Unsurprisingly, the National Rifle Association has filed suit.
The National Rifle Association filed a lawsuit Wednesday challenging a newly implemented ordinance by the city of Los Angeles that seeks to limit ties between city contractors and the gun rights group.
The lawsuit alleges that the ordinance, which took effect on April 1, violates constitutional protections for free speech and association under the First Amendment and the right to equal protection under the 14th Amendment.
Under the ordinance, city contractors are required to fully disclose any sponsorship of, or contract with, the NRA. It was approved unanimously by the Los Angeles City Council in February. It allows the city to terminate a contract if the contractor does not disclose all ties with the NRA.
The ordinance cites the NRA’s blocking of “sensible gun safety reform” even in the aftermath of several mass shootings in the U.S. It says public funding provided to contractors with ties to the NRA “undermines the City’s efforts to legislate and promote gun safety.”
“I support this policy, I’m confident in it, and we’re not going to be bullied by the NRA,” said Mayor Eric Garcetti in an emailed statement.
Other supporters of the ordinance called the NRA’s lawsuit “desperate.”
“The NRA’s First Amendment rights remain firmly in place while the City chooses to exercise its own rights to require disclosing who has ties to the NRA, so residents of Los Angeles know how and where their tax dollars are being spent,” said council member Mitch O’Farrell, who originally introduced the measure, in an emailed statement.
The NRA’s First Amendment rights may well be uninfringed, but other Second Amendment supporters aren’t so lucky.
In this country, we’re supposed to be free to support whatever politics we want.

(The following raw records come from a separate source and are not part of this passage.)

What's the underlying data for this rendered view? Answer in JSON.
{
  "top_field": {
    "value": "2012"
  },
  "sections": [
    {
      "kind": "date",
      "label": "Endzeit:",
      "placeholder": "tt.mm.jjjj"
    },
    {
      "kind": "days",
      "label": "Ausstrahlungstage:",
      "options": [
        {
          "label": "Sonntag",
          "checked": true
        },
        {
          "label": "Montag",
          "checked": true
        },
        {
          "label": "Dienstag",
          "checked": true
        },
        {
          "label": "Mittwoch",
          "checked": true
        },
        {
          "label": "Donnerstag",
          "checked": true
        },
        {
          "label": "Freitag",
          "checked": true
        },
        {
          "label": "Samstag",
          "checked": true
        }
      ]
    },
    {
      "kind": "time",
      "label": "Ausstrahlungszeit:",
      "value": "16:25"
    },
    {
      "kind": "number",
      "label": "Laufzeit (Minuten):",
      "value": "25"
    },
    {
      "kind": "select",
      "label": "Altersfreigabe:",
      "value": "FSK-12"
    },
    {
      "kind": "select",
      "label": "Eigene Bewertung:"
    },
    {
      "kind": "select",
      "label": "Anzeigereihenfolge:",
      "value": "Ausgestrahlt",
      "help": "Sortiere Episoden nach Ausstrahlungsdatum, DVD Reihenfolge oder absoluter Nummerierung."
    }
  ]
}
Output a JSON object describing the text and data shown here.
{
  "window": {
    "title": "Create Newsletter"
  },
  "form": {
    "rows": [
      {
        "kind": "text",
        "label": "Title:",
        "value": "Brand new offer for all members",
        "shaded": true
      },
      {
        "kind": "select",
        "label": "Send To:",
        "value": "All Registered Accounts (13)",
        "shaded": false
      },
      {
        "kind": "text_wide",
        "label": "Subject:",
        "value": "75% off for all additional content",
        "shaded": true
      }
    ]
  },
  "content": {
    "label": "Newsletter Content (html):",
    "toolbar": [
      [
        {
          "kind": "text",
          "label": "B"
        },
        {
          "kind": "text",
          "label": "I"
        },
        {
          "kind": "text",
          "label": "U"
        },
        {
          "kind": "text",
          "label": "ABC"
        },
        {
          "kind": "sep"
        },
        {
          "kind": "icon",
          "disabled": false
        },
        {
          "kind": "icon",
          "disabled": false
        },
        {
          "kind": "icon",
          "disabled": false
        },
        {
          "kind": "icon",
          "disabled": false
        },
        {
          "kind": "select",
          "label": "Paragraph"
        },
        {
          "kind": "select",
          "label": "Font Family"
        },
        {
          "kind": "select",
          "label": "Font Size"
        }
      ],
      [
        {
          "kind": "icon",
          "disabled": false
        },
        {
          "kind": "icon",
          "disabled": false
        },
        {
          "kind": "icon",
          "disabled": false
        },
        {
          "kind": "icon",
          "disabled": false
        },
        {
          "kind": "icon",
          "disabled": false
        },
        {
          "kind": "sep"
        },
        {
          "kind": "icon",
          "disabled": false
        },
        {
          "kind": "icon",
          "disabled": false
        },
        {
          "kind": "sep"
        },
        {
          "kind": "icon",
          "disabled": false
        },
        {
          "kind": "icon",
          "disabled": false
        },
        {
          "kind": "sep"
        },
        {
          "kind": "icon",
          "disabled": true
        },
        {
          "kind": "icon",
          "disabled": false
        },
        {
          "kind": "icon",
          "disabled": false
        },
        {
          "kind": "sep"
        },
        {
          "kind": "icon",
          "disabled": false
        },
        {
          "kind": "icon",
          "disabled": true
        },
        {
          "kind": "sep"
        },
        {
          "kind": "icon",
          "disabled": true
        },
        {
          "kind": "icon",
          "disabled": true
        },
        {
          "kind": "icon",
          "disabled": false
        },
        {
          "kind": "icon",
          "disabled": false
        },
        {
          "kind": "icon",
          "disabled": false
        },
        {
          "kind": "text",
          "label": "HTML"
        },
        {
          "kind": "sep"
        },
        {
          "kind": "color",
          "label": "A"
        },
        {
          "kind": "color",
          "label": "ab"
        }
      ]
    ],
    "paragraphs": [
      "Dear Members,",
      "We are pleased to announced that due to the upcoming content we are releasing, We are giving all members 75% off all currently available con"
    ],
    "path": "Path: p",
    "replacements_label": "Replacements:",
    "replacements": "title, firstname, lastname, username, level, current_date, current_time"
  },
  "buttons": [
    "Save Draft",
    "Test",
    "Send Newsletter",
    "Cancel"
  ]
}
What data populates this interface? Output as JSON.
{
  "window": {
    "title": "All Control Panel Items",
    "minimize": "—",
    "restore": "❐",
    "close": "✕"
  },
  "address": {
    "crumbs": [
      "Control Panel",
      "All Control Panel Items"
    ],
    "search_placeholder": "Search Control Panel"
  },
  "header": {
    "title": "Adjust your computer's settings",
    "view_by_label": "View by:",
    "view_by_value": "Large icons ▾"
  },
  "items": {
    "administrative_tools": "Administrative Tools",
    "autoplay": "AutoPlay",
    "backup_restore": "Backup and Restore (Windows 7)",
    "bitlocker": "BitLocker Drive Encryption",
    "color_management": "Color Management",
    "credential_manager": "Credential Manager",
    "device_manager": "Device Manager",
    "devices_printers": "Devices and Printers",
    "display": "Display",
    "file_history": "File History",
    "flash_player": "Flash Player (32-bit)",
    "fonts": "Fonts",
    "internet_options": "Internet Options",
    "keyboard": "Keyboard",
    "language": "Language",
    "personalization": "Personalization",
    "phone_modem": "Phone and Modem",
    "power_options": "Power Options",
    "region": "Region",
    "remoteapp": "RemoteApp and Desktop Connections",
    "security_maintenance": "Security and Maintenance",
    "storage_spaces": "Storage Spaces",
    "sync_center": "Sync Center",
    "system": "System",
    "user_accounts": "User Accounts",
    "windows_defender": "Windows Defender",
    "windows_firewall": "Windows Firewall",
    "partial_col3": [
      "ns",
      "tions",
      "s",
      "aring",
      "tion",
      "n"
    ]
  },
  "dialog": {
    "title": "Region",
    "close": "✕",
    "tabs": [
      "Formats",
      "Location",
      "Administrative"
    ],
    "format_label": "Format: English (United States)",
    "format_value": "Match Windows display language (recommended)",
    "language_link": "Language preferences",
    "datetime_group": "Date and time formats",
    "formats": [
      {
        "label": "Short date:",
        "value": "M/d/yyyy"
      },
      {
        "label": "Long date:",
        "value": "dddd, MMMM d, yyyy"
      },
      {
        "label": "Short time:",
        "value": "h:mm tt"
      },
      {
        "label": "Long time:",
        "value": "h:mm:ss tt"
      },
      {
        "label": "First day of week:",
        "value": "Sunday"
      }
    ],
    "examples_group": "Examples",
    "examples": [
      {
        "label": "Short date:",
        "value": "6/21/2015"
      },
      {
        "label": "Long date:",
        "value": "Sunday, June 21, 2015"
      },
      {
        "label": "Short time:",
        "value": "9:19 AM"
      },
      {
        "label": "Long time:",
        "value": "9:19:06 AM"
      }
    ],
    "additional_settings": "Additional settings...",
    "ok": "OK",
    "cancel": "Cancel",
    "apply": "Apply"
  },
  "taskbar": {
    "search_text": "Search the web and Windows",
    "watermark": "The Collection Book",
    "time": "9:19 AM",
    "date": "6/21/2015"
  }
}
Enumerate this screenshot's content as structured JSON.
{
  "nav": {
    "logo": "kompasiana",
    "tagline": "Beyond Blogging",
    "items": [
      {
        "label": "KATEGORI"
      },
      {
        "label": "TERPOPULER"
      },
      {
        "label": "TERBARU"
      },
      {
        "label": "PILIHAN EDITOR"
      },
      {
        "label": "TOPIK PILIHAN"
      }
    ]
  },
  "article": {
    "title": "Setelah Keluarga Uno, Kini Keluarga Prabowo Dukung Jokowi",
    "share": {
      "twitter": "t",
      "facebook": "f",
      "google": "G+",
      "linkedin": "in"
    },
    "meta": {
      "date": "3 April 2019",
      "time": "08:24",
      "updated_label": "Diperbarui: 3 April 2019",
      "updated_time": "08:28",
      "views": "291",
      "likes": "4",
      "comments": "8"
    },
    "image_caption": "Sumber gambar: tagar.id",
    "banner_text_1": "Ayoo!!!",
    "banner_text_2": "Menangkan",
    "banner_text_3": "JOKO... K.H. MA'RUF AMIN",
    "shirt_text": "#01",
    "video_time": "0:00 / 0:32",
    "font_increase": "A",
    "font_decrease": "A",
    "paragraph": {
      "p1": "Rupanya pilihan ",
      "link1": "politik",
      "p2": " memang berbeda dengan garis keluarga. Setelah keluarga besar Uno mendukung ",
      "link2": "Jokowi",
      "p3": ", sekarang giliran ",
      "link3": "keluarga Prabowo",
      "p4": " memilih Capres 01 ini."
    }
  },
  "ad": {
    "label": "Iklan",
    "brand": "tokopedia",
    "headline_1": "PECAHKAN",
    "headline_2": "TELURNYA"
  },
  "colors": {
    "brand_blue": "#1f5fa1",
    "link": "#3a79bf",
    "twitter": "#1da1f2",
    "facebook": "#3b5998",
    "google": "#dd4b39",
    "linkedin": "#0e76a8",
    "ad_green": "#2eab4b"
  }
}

More importantly, we’re not supposed to have to worry about being able to support our families because of our political views, especially due to government regulation. Yet that’s precisely what we see out of Los Angeles.
Honestly, I don’t think this one survives a legal challenge. I think the city is going to be hardpressed to find any constitutional grounds for requiring disclosure of such ties except where a clear conflict of interest may lie.
That’s not what this is about. It’s about sending a clear signal to gun rights supporters that “our kind” isn’t wanted for contracts with the city of Los Angeles.
For me, this isn’t a big deal. They’re not likely to fire up a Second Amendment-supporting website anytime soon, so it’s not like it’ll impact me. It won’t impact most of you, either.
But it will impact a lot of gun rights advocates who live in Southern California who may or may not want to apply for contracts with Los Angeles. Due to the size of the city, contracts could be worth a fortune, and now they’re expressly denied to anyone who doesn’t hold the right views on gun rights.
Oh, sure, it doesn’t ask specific questions. Gun Owners of America members, for example, don’t have to disclose any such ties, but we also have to look into the minds of those who passed this measure.
In their mind, the NRA is the grand boogeyman. That’s the only obstacle they can think of to gun rights being completely repealed–not the six million members or anything, just the NRA–and so they want to remove it. They want to punish gun rights supporters, and that means punishing people with ties to the NRA.
Now, they’ll have to answer in court, as they should.